→ **EXERCISE OBJECTIVE**:
Which lines in the entries below contain the string "Facilities"? Show each of them in full.

→ **RECORDS FOR PROCESSING**:
• • •

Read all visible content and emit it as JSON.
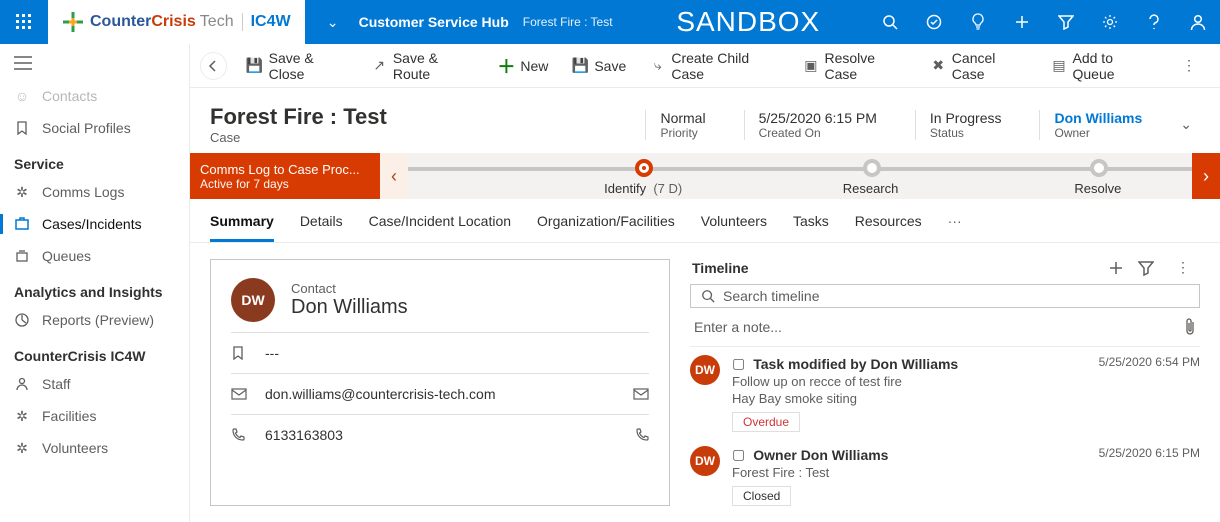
{
  "topbar": {
    "brand_counter": "Counter",
    "brand_crisis": "Crisis",
    "brand_tech": " Tech",
    "brand_ic": "IC4W",
    "hub": "Customer Service Hub",
    "breadcrumb": "Forest Fire : Test",
    "sandbox": "SANDBOX"
  },
  "sidebar": {
    "contacts": "Contacts",
    "social": "Social Profiles",
    "grp_service": "Service",
    "comms": "Comms Logs",
    "cases": "Cases/Incidents",
    "queues": "Queues",
    "grp_analytics": "Analytics and Insights",
    "reports": "Reports (Preview)",
    "grp_cc": "CounterCrisis IC4W",
    "staff": "Staff",
    "facilities": "Facilities",
    "volunteers": "Volunteers"
  },
  "cmd": {
    "saveclose": "Save & Close",
    "saveroute": "Save & Route",
    "new": "New",
    "save": "Save",
    "createchild": "Create Child Case",
    "resolve": "Resolve Case",
    "cancel": "Cancel Case",
    "queue": "Add to Queue"
  },
  "record": {
    "title": "Forest Fire : Test",
    "entity": "Case",
    "priority": "Normal",
    "priority_lbl": "Priority",
    "created": "5/25/2020 6:15 PM",
    "created_lbl": "Created On",
    "status": "In Progress",
    "status_lbl": "Status",
    "owner": "Don Williams",
    "owner_lbl": "Owner"
  },
  "bpf": {
    "stage_title": "Comms Log to Case Proc...",
    "stage_sub": "Active for 7 days",
    "s1": "Identify",
    "s1_dur": "(7 D)",
    "s2": "Research",
    "s3": "Resolve"
  },
  "tabs": {
    "summary": "Summary",
    "details": "Details",
    "location": "Case/Incident Location",
    "org": "Organization/Facilities",
    "vol": "Volunteers",
    "tasks": "Tasks",
    "res": "Resources"
  },
  "contact": {
    "label": "Contact",
    "initials": "DW",
    "name": "Don Williams",
    "bookmark": "---",
    "email": "don.williams@countercrisis-tech.com",
    "phone": "6133163803"
  },
  "timeline": {
    "title": "Timeline",
    "search_ph": "Search timeline",
    "note_ph": "Enter a note...",
    "items": [
      {
        "initials": "DW",
        "title": "Task modified by Don Williams",
        "line1": "Follow up on recce of test fire",
        "line2": "Hay Bay smoke siting",
        "badge": "Overdue",
        "badge_style": "red",
        "ts": "5/25/2020 6:54 PM"
      },
      {
        "initials": "DW",
        "title": "Owner Don Williams",
        "line1": "Forest Fire : Test",
        "line2": "",
        "badge": "Closed",
        "badge_style": "grey",
        "ts": "5/25/2020 6:15 PM"
      }
    ]
  }
}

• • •

→ **RESPONSE BOX**:
    "facilities": "Facilities",
    "org": "Organization/Facilities",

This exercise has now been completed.